Nasa will follow a Federal Aviation Administration inquiry into the safety of the lithium batteries but would make no immediate changes, he said.
“We’re going to pay attention to Boeing’s investigation,” Byerly said. “Right now, there’s no impact whatsoever.”
The lithium batteries made by GS Yuasa are getting a close look from federal investigators who want to know what caused two of them to overheat in two separate incidents 10 days apart in Boeing’s flagship aircraft.
The FAA grounded the Dreamliners Wednesday soon after the two Japanese airlines took their fleets out of service.
The agency’s emergency directive cited the potential of damage to the plane’s structure and electrical systems by heat, smoke and flammable liquids released by a battery fire.
FAA tests in 2004 and last year showed that lithium battery fires could burn as hot as 2,000 degrees Fahrenheit, well past the melting point of the composite material that makes up half the aircraft.
Days earlier, FAA Administrator Michael Huerta and Transportation Secretary Ray LaHood assured the public that the plane was safe.
Nasa is looking to new technology to power the space station. It orbits the Earth every 90 minutes and is powered by solar panels, but needs batteries when the Earth blocks the sun. The lighter, more powerful lithium batteries will replace nickel metal hydride batteries that have been used by NASA for decades.
Boeing designers abandoned proven battery technology with the Dreamliner, a calculated risk.
“If there appears to be something better that achieves some of your objectives, engineers will want to use it,” said John Logsdon, professor emeritus of political science and international affairs at George Washington University and a member of the panel that investigated the Columbia space shuttle accident in 2003.
Nasa and Boeing have conducted extensive tests of the batteries at the Glenn Research Center in Cleveland and at the Crane Naval Base in southern Indiana.
Tom Miller, an aerospace engineer at the Glenn Research Center, said the protections are built into the batteries to prevent short-circuits or heat buildup that can cause the batteries to ignite. They’re also encased in a tougher package that could contain a fire.
“The basic chemistry has been tested,” Miller said. “It’s all been safe at this point.”
Logsdon said that the combination of the Dreamliner problems, plus tests already planned by Nasa, “is going to make these extremely safe batteries by the time they get into orbit.”
“I don’t see any particular cause for concern now,” he said. “It’s better to find it out when you can land the plane than be 200 miles above the Earth.”
On Thursday, Rep. Chaka Fattah, D-Pa., wrote to NASA Administrator Charles Bolden requesting that the agency help the FAA figure out what happened to the Dreamliner’s batteries.

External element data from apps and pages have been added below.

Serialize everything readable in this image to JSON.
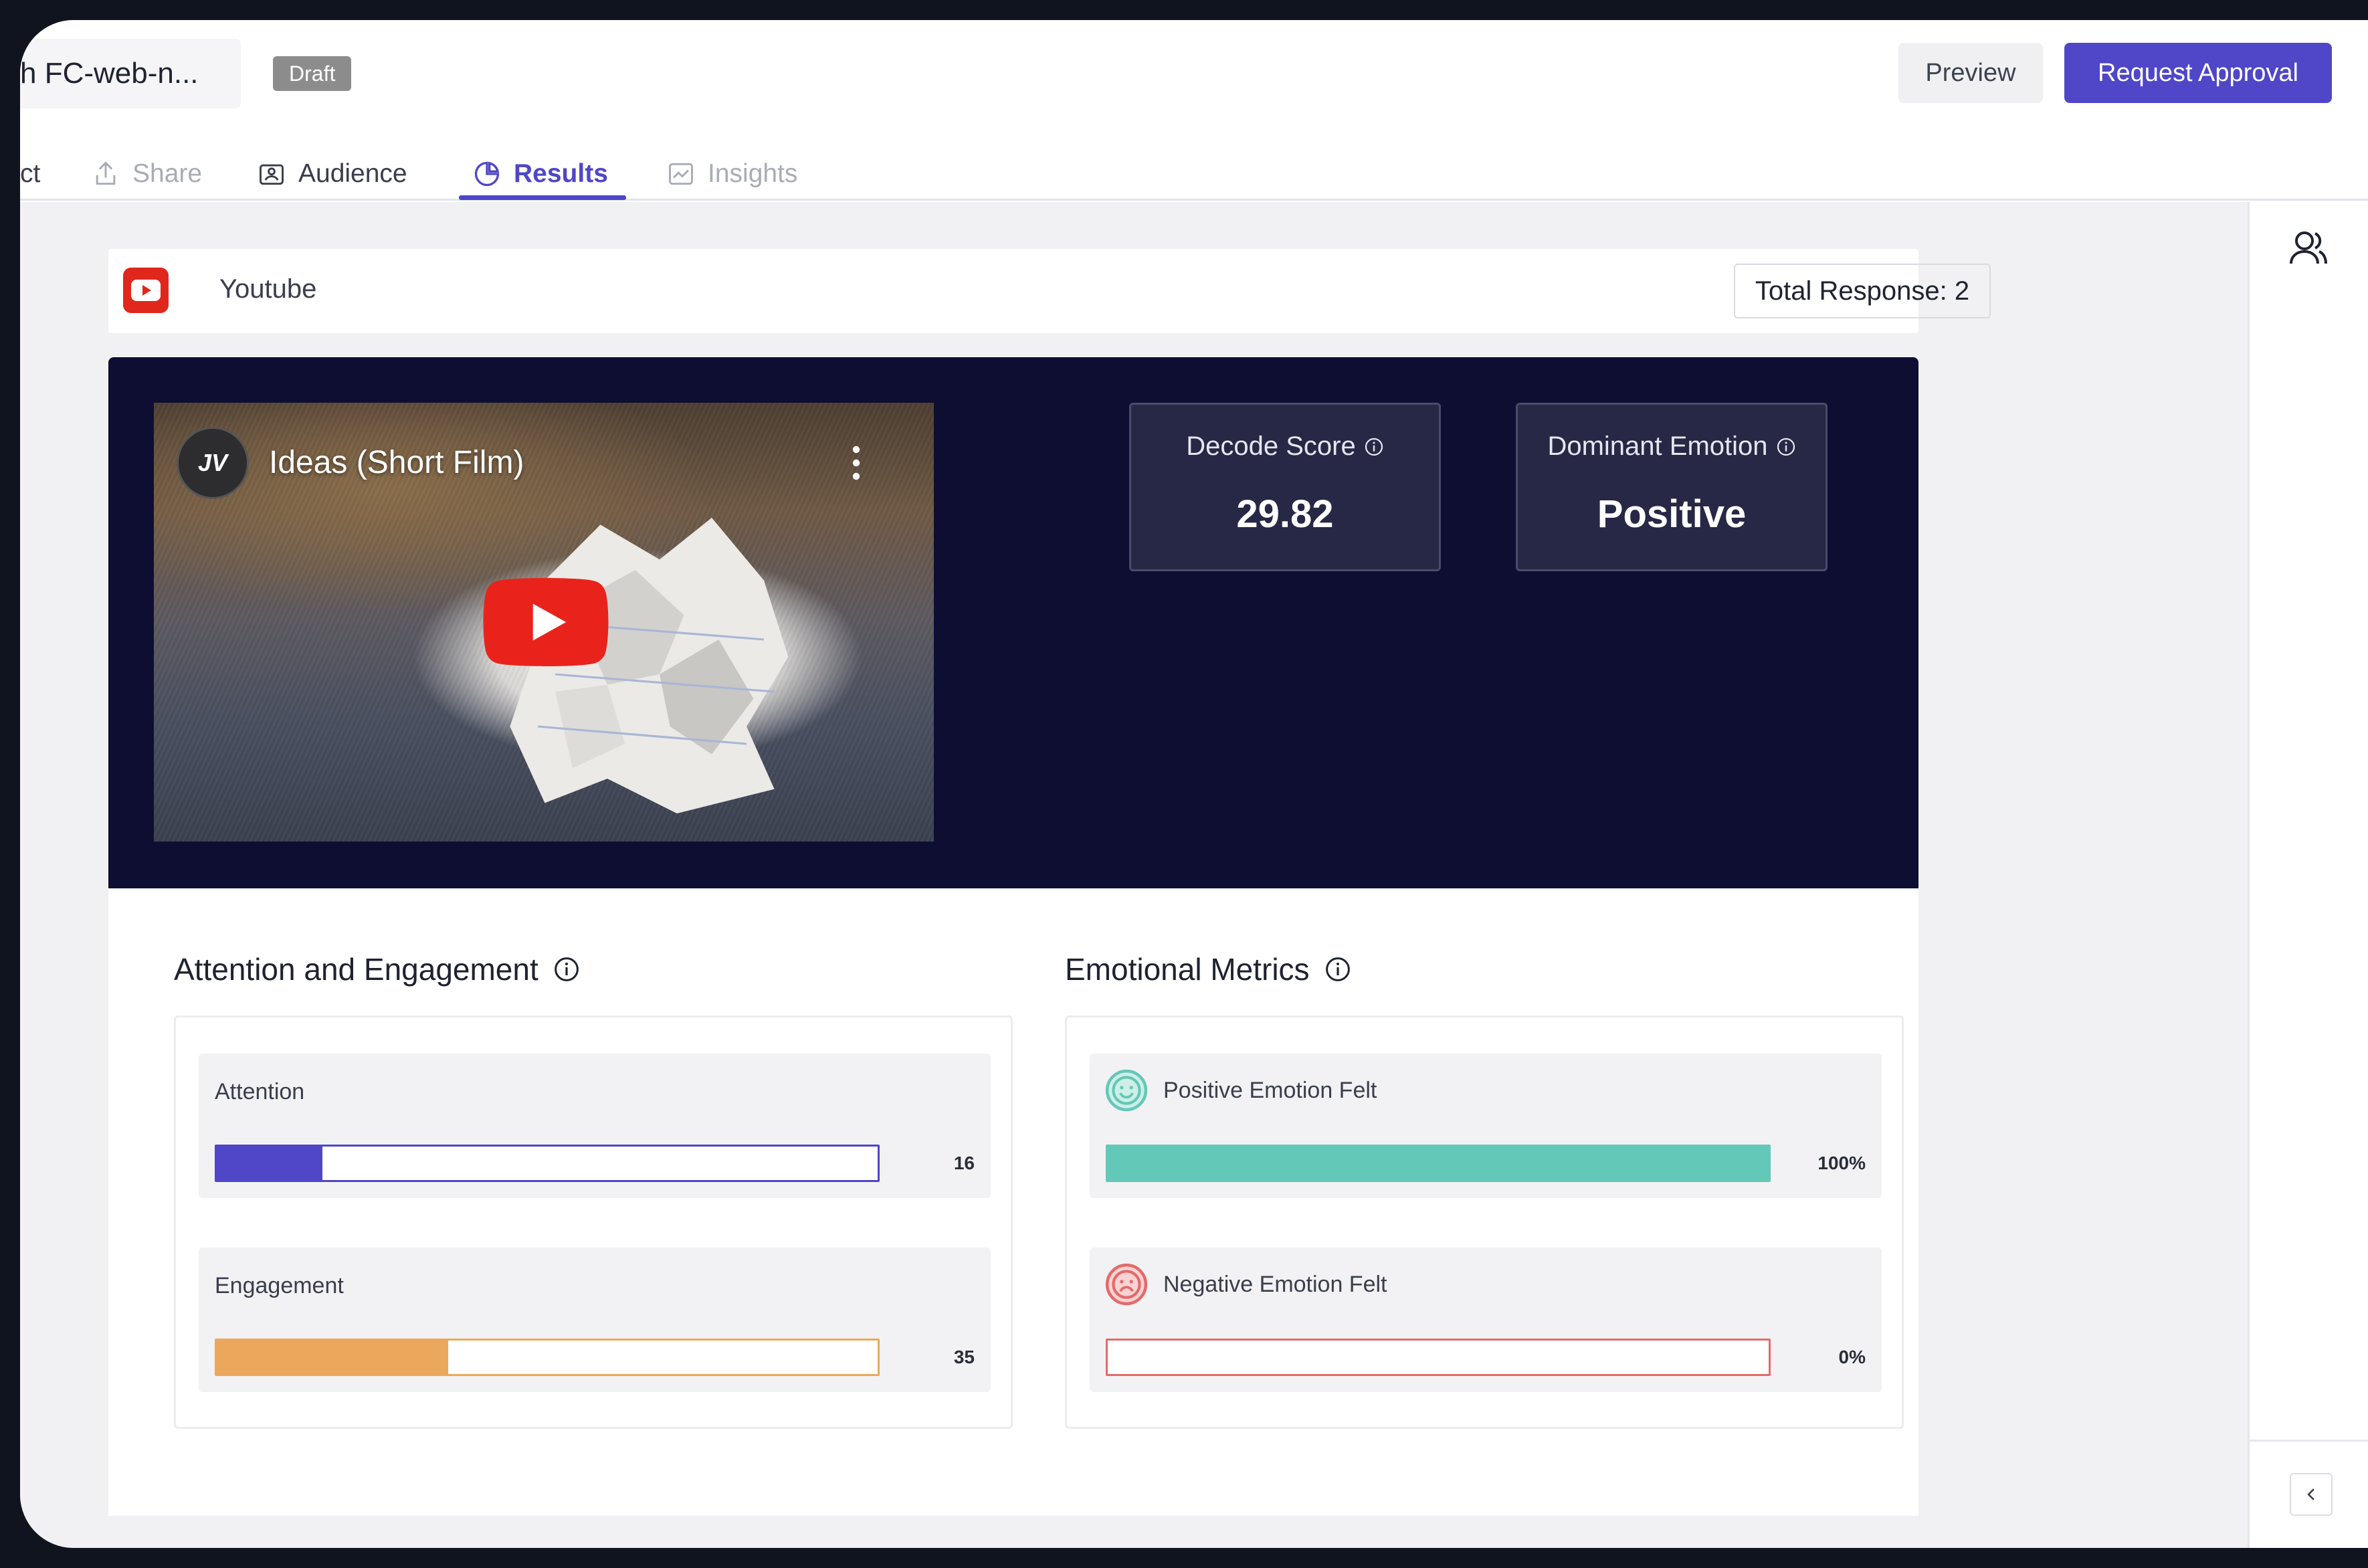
{
  "header": {
    "project_name": "h FC-web-n...",
    "status_badge": "Draft",
    "preview_label": "Preview",
    "request_label": "Request Approval"
  },
  "tabs": [
    {
      "label": "ct",
      "icon": "none",
      "state": "normal"
    },
    {
      "label": "Share",
      "icon": "share-icon",
      "state": "disabled"
    },
    {
      "label": "Audience",
      "icon": "audience-icon",
      "state": "normal"
    },
    {
      "label": "Results",
      "icon": "pie-chart-icon",
      "state": "active"
    },
    {
      "label": "Insights",
      "icon": "insights-icon",
      "state": "disabled"
    }
  ],
  "source": {
    "platform": "Youtube",
    "total_response": "Total Response: 2"
  },
  "video": {
    "title": "Ideas (Short Film)",
    "channel_initials": "JV"
  },
  "scores": {
    "decode_label": "Decode Score",
    "decode_value": "29.82",
    "emotion_label": "Dominant Emotion",
    "emotion_value": "Positive"
  },
  "attention_section": {
    "title": "Attention and Engagement",
    "metrics": [
      {
        "label": "Attention",
        "value_text": "16",
        "fraction": 0.16,
        "color": "#5046c8",
        "border": "#5046c8"
      },
      {
        "label": "Engagement",
        "value_text": "35",
        "fraction": 0.35,
        "color": "#eba85d",
        "border": "#eba85d"
      }
    ]
  },
  "emotion_section": {
    "title": "Emotional Metrics",
    "metrics": [
      {
        "label": "Positive Emotion Felt",
        "value_text": "100%",
        "fraction": 1.0,
        "color": "#63c8b7",
        "border": "#63c8b7"
      },
      {
        "label": "Negative Emotion Felt",
        "value_text": "0%",
        "fraction": 0.0,
        "color": "#e46a6a",
        "border": "#e46a6a"
      }
    ]
  },
  "colors": {
    "accent": "#4f46c8",
    "hero_bg": "#0d0e32",
    "card_bg": "#272846"
  }
}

He cited NASA’s role in assisting Toyota fix acceleration problems in its vehicles that led to a recall in 2010.
European air-safety officials followed their American counterparts’ lead Thursday by grounding Boeing 787 Dreamliner jumbo jets after a series of worrisome incidents aboard the new aircraft.

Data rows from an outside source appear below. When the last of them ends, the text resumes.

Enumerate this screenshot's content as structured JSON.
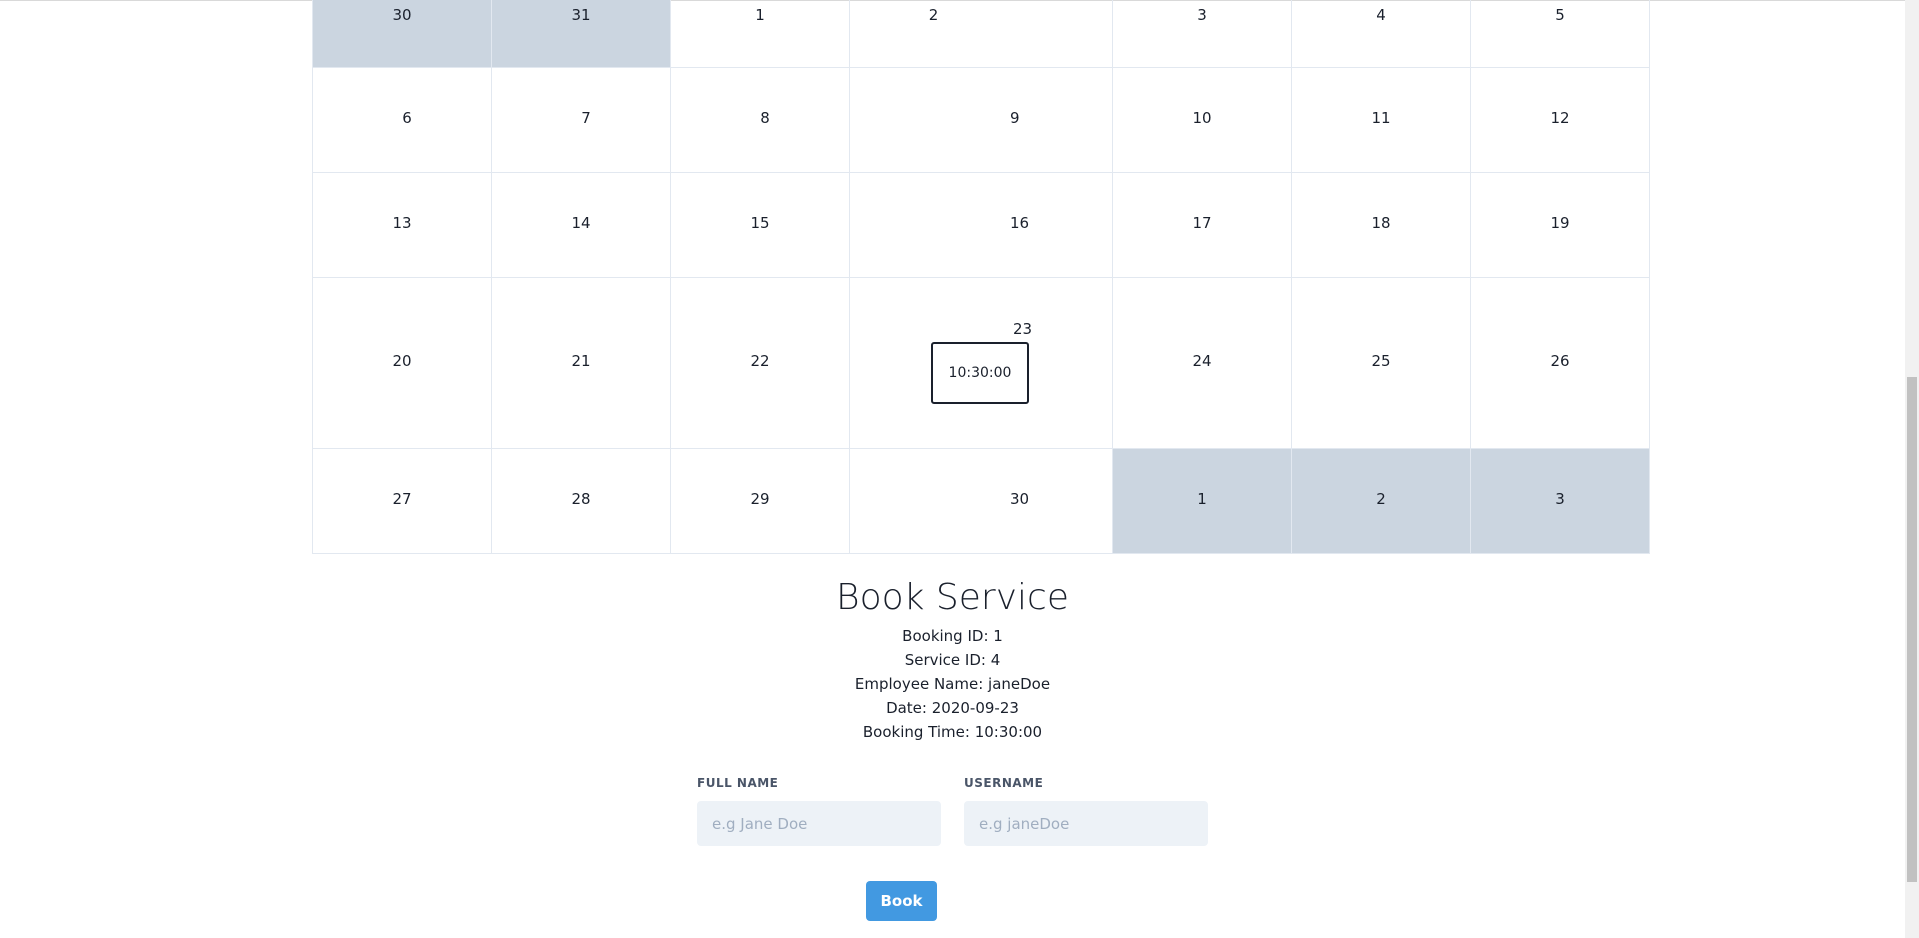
{
  "calendar": {
    "weeks": [
      [
        {
          "day": "30",
          "other_month": true
        },
        {
          "day": "31",
          "other_month": true
        },
        {
          "day": "1",
          "other_month": false
        },
        {
          "day": "2",
          "other_month": false
        },
        {
          "day": "3",
          "other_month": false
        },
        {
          "day": "4",
          "other_month": false
        },
        {
          "day": "5",
          "other_month": false
        }
      ],
      [
        {
          "day": "6",
          "other_month": false
        },
        {
          "day": "7",
          "other_month": false
        },
        {
          "day": "8",
          "other_month": false
        },
        {
          "day": "9",
          "other_month": false
        },
        {
          "day": "10",
          "other_month": false
        },
        {
          "day": "11",
          "other_month": false
        },
        {
          "day": "12",
          "other_month": false
        }
      ],
      [
        {
          "day": "13",
          "other_month": false
        },
        {
          "day": "14",
          "other_month": false
        },
        {
          "day": "15",
          "other_month": false
        },
        {
          "day": "16",
          "other_month": false
        },
        {
          "day": "17",
          "other_month": false
        },
        {
          "day": "18",
          "other_month": false
        },
        {
          "day": "19",
          "other_month": false
        }
      ],
      [
        {
          "day": "20",
          "other_month": false
        },
        {
          "day": "21",
          "other_month": false
        },
        {
          "day": "22",
          "other_month": false
        },
        {
          "day": "23",
          "other_month": false,
          "slot": "10:30:00"
        },
        {
          "day": "24",
          "other_month": false
        },
        {
          "day": "25",
          "other_month": false
        },
        {
          "day": "26",
          "other_month": false
        }
      ],
      [
        {
          "day": "27",
          "other_month": false
        },
        {
          "day": "28",
          "other_month": false
        },
        {
          "day": "29",
          "other_month": false
        },
        {
          "day": "30",
          "other_month": false
        },
        {
          "day": "1",
          "other_month": true
        },
        {
          "day": "2",
          "other_month": true
        },
        {
          "day": "3",
          "other_month": true
        }
      ]
    ]
  },
  "booking": {
    "title": "Book Service",
    "booking_id": "Booking ID: 1",
    "service_id": "Service ID: 4",
    "employee_name": "Employee Name: janeDoe",
    "date": "Date: 2020-09-23",
    "booking_time": "Booking Time: 10:30:00"
  },
  "form": {
    "full_name_label": "FULL NAME",
    "full_name_placeholder": "e.g Jane Doe",
    "full_name_value": "",
    "username_label": "USERNAME",
    "username_placeholder": "e.g janeDoe",
    "username_value": "",
    "book_label": "Book"
  },
  "colors": {
    "other_month_bg": "#cbd5e0",
    "button_bg": "#4299e1",
    "input_bg": "#edf2f7"
  }
}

The European Aviation Safety Agency, or EASA, announced that it was adopting the Federal Aviation Administration’s directive, issued Wednesday, ordering all 787s taken out of service. Jeremie Teahan, a spokesman for the EASA, said the action was taken “to ensure the continuing airworthiness of the European fleet.”

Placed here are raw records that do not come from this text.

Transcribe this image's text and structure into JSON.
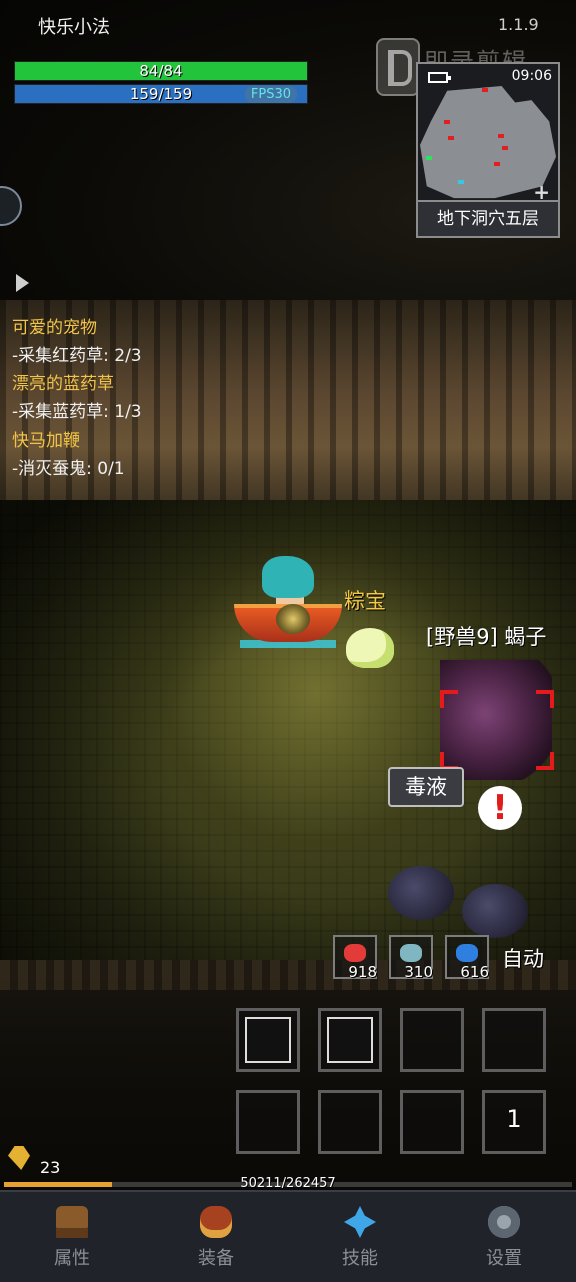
{
  "game": {
    "player_name": "快乐小法",
    "version": "1.1.9"
  },
  "status": {
    "hp_text": "84/84",
    "hp_fraction": 1.0,
    "mp_text": "159/159",
    "mp_fraction": 1.0,
    "fps_text": "FPS30"
  },
  "watermark": {
    "text": "即录剪辑"
  },
  "minimap": {
    "clock": "09:06",
    "location": "地下洞穴五层",
    "add_symbol": "+"
  },
  "quests": [
    {
      "title": "可爱的宠物",
      "task": "-采集红药草: 2/3"
    },
    {
      "title": "漂亮的蓝药草",
      "task": "-采集蓝药草: 1/3"
    },
    {
      "title": "快马加鞭",
      "task": "-消灭蚕鬼: 0/1"
    }
  ],
  "scene": {
    "pet_name": "粽宝",
    "enemy_name": "[野兽9] 蝎子",
    "enemy_skill": "毒液",
    "alert_symbol": "!"
  },
  "consumables": [
    {
      "icon": "red-herb-icon",
      "color": "#e33a3a",
      "count": "918"
    },
    {
      "icon": "fish-icon",
      "color": "#7fb6c2",
      "count": "310"
    },
    {
      "icon": "blue-herb-icon",
      "color": "#2e7fe0",
      "count": "616"
    }
  ],
  "auto_label": "自动",
  "skill_slots": [
    {
      "icon": "whirlwind-skill-icon",
      "label": ""
    },
    {
      "icon": "slash-skill-icon",
      "label": ""
    },
    {
      "icon": "",
      "label": ""
    },
    {
      "icon": "",
      "label": ""
    },
    {
      "icon": "",
      "label": ""
    },
    {
      "icon": "",
      "label": ""
    },
    {
      "icon": "",
      "label": ""
    },
    {
      "icon": "",
      "label": "1"
    }
  ],
  "resources": {
    "gold": "23",
    "exp_text": "50211/262457",
    "exp_fraction": 0.191
  },
  "nav": [
    {
      "label": "属性",
      "icon": "helmet-icon"
    },
    {
      "label": "装备",
      "icon": "bag-icon"
    },
    {
      "label": "技能",
      "icon": "skill-gem-icon"
    },
    {
      "label": "设置",
      "icon": "gear-icon"
    }
  ],
  "colors": {
    "hp": "#22c43b",
    "mp": "#2a6fc0",
    "quest_title": "#f2c548",
    "exp": "#e6a132"
  }
}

As a practical matter, the decision by European regulators will affect only two 787s being used by the Polish airline LOT. But the move increases pressure on Boeing, which insists that its new passenger jet is safe but has promised to work with the FAA to resolve any concerns.
Doubts about the 787’s safety grew after a fire aboard a plane parked at Boston’s airport and an emergency landing by an All Nippon Airways flight whose crew reported a strange smell and noticed indications of a problem with a lithium-ion battery.
The FAA’s directive was issued less than a week after US transport officials deemed the 787 safe to fly. The agency said that Boeing now had to “address a potential battery fire risk in the 787.”
Teahan said the EASA would “carefully monitor the situation and is prepared to provide any support the FAA may require in their investigation.”